Read more

Corn growing on the University of Nebraska–Lincoln’s East Campus. A new Nebraska study has quantified the benefits of irrigation among nine U.S. crops by analyzing yields from 1950 to 2015. (Photo by Craig Chandler/University Communication)
Figure 1. Corn growing on the University of Nebraska–Lincoln’s East Campus. A new Nebraska study has quantified the benefits of irrigation among nine U.S. crops by analyzing yields from 1950 to 2015. (Photo by Craig Chandler/University Communication)

Gap Growing Between Irrigated, Rainfed Crop Yields

August 13, 2019
A 65-year comparative analysis between U.S. yields of irrigated and rainfed crops has sounded a message to farmers, land managers and policymakers: Mind the gap. Researchers analyzed annual yields of nine crops on a county-by-county basis from 1950 to 2015.

Read more

By measuring the water use of plants on an hourly or even minute-by-minute basis, Nebraska's James Schnable and colleagues hope to better understand and eventually improve how crops respond to drought. (Craig Chandler/University Communication)
Figure 1. By measuring the water use of plants on an hourly or even minute-by-minute basis, University of Nebraska associate professor James Schnable and colleagues at Iowa State University hope to better understand and eventually improve how crops respond to drought. (Photo by Craig Chandler/University Communication)

New Stalk Sensor Could Lead to Improved Drought-Resisistant Corn

July 31, 2019
Researchers at the University of Nebraska and Iowa State University are pursuing an elusive goal: measuring rates of sap flow in corn in real-time, actual fields, and changing weather conditions. Their data on corn water use could lead to improved drought resistance.

Read more

Figure 1. Research in northeast Nebraska indicates that adding alfalfa to a corn-soybean rotation can reduce nitrate in the aquifer while increasing profit.

Adding Alfalfa to Corn-Soybean Rotation can Increase Profit, Reduce Nitrate Leaching

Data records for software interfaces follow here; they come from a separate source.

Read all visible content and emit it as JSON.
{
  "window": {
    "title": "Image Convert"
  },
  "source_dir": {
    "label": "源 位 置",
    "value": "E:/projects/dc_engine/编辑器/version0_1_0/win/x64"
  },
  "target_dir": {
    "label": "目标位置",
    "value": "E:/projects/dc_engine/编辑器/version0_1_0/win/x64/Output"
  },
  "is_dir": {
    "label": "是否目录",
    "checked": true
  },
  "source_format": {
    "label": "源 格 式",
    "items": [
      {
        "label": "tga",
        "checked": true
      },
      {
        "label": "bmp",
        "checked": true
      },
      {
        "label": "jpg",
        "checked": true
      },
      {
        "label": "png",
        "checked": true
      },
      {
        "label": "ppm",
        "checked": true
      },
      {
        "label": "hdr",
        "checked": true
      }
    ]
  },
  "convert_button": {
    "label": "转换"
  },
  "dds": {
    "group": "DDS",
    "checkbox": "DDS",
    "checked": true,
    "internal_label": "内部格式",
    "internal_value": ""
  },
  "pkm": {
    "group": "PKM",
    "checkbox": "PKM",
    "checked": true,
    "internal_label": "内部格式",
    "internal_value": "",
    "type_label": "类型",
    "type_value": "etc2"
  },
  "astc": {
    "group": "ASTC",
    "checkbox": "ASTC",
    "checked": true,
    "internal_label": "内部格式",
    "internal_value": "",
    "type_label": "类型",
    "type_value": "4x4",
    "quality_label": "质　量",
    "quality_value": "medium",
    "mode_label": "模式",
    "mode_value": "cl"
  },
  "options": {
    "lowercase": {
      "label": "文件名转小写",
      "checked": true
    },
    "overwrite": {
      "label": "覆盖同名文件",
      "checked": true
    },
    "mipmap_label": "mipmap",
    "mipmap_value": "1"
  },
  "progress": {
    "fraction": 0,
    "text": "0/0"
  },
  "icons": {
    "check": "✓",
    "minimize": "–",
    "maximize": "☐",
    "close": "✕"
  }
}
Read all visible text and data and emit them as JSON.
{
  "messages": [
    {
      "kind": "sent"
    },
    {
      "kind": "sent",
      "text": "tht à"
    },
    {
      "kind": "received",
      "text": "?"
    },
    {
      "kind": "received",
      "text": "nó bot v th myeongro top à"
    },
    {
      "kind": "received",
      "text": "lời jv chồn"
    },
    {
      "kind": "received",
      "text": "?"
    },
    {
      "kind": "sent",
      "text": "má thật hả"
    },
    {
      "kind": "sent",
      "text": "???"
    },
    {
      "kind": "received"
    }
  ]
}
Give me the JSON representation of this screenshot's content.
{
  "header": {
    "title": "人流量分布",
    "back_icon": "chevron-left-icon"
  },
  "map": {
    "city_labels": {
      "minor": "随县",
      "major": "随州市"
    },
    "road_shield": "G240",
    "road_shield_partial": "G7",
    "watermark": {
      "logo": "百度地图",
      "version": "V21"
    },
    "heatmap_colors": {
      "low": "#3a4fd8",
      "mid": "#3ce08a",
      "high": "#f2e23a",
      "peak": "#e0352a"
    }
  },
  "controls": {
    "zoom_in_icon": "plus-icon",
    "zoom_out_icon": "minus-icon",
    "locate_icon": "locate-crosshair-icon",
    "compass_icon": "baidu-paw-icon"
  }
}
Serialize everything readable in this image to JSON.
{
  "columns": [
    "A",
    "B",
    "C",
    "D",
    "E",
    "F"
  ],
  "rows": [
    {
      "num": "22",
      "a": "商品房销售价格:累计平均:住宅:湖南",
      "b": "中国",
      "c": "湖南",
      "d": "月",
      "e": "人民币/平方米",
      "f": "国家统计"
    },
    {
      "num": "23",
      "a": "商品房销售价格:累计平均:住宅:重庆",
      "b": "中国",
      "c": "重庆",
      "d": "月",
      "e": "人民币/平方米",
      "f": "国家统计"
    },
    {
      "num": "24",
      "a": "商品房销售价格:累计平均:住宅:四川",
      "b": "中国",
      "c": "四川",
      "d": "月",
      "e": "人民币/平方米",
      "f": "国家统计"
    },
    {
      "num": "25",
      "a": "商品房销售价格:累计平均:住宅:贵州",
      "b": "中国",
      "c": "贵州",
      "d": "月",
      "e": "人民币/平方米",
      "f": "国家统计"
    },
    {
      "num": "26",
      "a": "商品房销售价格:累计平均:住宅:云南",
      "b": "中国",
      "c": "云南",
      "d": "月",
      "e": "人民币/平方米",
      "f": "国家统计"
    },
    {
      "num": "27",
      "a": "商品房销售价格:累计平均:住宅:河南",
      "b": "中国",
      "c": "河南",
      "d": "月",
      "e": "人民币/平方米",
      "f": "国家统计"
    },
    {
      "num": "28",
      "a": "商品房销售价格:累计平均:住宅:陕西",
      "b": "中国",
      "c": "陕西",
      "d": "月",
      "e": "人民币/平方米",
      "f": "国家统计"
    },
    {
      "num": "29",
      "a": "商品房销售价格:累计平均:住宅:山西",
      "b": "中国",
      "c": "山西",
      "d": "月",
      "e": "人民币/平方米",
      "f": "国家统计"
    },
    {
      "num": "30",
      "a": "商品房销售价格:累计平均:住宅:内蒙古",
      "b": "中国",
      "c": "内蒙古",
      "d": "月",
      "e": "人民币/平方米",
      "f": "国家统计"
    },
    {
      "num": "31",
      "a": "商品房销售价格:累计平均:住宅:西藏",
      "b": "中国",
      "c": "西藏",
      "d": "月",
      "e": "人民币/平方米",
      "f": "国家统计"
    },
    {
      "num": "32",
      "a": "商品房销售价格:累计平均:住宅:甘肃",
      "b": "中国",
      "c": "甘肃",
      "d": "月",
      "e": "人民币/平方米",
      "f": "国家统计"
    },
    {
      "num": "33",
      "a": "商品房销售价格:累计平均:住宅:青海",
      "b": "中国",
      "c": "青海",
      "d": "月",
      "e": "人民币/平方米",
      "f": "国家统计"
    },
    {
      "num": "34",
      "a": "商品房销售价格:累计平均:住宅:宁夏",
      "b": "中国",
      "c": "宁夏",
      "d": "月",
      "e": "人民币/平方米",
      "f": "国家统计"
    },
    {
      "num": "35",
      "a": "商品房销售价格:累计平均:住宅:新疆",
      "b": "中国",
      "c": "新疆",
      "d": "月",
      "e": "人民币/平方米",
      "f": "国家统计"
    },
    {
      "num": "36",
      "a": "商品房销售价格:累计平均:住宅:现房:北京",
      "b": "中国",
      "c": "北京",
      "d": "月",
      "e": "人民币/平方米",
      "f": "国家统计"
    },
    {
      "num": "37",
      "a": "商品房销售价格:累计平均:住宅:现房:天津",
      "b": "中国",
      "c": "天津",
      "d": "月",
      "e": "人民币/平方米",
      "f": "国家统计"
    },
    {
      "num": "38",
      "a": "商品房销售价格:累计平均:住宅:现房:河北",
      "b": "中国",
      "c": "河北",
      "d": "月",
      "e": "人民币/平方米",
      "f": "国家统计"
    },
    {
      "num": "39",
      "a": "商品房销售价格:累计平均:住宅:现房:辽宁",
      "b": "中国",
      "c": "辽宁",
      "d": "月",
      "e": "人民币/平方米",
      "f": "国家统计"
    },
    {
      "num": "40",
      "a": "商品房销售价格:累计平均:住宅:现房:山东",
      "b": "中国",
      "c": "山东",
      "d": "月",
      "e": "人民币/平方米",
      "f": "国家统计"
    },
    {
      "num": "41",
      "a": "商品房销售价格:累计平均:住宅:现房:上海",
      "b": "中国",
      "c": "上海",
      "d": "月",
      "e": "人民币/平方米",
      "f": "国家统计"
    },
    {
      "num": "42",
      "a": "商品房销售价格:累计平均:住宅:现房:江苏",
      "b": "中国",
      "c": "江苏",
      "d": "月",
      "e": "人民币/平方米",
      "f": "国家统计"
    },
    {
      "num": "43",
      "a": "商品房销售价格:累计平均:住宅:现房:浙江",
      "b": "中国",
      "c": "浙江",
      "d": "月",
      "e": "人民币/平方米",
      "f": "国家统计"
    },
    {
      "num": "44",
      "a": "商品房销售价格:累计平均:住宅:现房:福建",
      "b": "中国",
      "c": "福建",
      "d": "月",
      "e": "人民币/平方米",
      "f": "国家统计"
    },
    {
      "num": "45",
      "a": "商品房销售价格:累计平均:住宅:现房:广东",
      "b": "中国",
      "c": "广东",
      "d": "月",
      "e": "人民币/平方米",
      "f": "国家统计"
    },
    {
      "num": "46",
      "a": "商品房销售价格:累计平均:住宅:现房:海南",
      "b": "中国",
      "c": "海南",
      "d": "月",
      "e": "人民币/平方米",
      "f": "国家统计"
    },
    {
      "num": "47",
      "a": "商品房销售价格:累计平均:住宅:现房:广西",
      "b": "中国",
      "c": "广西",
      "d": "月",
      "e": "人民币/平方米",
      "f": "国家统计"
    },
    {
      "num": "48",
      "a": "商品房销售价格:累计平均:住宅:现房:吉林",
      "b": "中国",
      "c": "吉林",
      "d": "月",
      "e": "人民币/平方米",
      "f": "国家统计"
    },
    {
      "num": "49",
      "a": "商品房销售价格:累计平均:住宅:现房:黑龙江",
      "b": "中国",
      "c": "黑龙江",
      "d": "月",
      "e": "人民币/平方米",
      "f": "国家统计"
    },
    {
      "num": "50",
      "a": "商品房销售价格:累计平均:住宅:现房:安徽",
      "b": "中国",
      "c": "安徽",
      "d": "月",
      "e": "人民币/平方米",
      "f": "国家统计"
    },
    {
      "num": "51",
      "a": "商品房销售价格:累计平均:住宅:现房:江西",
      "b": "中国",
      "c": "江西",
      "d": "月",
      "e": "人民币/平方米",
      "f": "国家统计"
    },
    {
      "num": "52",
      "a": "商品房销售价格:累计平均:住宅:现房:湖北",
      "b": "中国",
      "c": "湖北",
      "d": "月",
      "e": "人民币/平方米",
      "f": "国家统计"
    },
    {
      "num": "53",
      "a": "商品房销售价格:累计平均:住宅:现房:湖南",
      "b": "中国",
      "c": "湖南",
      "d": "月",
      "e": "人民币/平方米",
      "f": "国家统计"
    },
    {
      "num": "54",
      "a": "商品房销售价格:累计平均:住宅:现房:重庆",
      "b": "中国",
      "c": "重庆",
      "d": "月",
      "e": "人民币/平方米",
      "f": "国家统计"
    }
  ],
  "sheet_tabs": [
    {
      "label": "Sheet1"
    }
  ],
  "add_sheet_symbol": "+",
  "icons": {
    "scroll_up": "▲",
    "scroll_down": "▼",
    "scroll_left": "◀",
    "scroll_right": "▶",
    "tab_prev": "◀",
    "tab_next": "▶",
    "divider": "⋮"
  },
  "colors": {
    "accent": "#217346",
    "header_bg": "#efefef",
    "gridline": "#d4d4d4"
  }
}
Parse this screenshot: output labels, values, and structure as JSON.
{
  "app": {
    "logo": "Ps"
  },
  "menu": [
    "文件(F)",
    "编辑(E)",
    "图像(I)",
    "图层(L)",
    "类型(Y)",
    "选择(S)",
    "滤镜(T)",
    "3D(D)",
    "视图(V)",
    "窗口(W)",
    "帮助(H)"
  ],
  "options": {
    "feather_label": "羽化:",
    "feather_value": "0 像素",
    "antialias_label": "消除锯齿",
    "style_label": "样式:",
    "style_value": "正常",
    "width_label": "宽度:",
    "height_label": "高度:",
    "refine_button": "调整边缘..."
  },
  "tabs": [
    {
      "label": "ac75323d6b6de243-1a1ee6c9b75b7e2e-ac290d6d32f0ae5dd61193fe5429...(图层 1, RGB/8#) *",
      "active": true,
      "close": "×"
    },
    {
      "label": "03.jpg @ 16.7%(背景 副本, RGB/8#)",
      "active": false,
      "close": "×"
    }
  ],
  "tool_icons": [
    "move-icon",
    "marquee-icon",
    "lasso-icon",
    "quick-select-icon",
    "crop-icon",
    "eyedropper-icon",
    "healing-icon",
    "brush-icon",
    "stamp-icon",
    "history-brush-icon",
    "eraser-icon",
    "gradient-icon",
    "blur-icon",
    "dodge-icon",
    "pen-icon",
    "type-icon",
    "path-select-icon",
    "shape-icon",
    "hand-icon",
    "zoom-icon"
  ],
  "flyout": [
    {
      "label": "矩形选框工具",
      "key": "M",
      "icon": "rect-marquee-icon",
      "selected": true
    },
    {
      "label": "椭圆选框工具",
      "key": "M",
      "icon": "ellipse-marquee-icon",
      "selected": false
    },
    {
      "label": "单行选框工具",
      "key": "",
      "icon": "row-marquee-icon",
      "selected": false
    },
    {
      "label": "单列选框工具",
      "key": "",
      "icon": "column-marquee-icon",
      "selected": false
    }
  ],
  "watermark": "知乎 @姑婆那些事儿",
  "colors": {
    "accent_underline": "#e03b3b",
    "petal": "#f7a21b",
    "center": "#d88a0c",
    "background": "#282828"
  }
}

July 31, 2019
University research shows that adding alfalfa into corn-soybean rotations can help reduce the loss of nitrate to and increase the extraction of nitrate from aquifers while improving profitability.

Read more

Pages